In the data below, how many lines contain the word "info"? Answer with the number alone.

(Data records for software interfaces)
::::::
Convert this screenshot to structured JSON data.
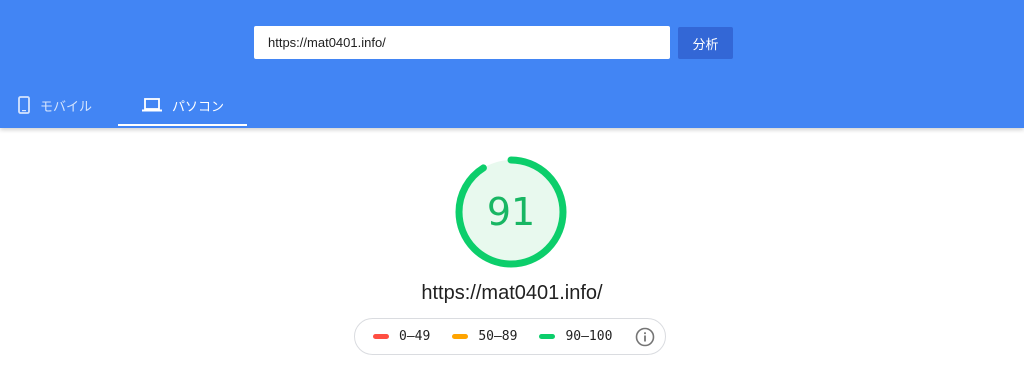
{
  "search": {
    "value": "https://mat0401.info/",
    "button_label": "分析"
  },
  "tabs": [
    {
      "label": "モバイル",
      "icon": "smartphone-icon",
      "selected": false
    },
    {
      "label": "パソコン",
      "icon": "laptop-icon",
      "selected": true
    }
  ],
  "result": {
    "score": "91",
    "score_fraction": 0.91,
    "url": "https://mat0401.info/"
  },
  "legend": {
    "items": [
      {
        "label": "0–49",
        "color": "#ff4e42"
      },
      {
        "label": "50–89",
        "color": "#ffa400"
      },
      {
        "label": "90–100",
        "color": "#0cce6b"
      }
    ],
    "info_icon": "info-icon"
  },
  "colors": {
    "header": "#4285f4",
    "button": "#3367d6",
    "pass": "#0cce6b",
    "pass_text": "#18b663",
    "gauge_fill": "#e8f9ee"
  }
}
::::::
Response to this exercise →
3